=== Begin Enclosure ===

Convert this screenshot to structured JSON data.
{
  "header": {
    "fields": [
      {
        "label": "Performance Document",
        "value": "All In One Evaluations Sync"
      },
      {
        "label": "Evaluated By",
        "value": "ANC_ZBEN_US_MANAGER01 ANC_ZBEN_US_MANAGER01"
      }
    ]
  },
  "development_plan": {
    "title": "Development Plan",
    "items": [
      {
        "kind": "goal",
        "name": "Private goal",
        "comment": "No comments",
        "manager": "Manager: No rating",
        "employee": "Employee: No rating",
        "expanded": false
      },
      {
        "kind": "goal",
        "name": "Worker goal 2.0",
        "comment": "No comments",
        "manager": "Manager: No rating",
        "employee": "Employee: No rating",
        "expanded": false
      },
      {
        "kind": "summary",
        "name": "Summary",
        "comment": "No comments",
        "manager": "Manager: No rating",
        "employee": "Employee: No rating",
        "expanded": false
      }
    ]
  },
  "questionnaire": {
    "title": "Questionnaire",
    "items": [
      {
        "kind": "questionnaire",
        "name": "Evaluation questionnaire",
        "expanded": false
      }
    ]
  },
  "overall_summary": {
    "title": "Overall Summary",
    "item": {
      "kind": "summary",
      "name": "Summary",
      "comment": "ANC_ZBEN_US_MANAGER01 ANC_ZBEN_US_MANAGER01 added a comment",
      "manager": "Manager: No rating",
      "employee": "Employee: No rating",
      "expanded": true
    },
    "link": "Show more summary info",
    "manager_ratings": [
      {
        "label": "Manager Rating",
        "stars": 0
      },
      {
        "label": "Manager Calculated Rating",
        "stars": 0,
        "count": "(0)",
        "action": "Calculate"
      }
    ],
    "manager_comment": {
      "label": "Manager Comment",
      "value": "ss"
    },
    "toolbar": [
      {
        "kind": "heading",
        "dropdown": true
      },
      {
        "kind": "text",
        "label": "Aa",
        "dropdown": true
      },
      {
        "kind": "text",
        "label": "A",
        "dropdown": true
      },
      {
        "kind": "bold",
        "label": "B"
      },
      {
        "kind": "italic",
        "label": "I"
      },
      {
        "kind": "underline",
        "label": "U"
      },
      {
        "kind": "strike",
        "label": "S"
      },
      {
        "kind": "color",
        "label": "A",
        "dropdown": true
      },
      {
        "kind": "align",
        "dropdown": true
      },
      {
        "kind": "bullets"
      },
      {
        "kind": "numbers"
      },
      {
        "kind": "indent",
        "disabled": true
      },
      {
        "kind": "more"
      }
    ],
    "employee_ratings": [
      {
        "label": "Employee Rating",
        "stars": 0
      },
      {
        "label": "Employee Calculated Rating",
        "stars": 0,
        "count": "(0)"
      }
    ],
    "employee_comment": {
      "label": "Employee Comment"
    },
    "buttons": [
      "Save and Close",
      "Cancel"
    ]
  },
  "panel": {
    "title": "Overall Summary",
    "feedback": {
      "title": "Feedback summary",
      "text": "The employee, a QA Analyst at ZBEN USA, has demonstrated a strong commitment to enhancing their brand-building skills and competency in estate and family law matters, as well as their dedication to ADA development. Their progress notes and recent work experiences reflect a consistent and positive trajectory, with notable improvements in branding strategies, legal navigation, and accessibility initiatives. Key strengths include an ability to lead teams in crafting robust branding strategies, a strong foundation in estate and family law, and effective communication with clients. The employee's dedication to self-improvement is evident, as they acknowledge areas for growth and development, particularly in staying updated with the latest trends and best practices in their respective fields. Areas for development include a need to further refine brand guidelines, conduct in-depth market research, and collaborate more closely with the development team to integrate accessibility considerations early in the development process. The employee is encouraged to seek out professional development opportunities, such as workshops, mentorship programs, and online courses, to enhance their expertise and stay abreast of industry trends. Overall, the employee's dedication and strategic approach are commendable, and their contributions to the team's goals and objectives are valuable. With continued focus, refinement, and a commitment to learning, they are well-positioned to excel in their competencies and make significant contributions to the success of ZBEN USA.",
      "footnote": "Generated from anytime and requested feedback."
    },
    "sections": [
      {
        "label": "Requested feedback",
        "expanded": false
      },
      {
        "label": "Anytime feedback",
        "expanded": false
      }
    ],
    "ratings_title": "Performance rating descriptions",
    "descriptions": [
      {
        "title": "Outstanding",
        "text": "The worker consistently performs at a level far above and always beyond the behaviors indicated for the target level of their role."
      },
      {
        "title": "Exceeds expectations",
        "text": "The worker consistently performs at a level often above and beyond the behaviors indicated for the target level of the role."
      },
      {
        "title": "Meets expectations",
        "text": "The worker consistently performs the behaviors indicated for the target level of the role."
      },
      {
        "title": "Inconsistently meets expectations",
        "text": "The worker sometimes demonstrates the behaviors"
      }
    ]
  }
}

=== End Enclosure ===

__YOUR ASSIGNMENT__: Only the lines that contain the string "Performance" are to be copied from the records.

__COMPLETED TASK__:
        "label": "Performance Document",
    "ratings_title": "Performance rating descriptions",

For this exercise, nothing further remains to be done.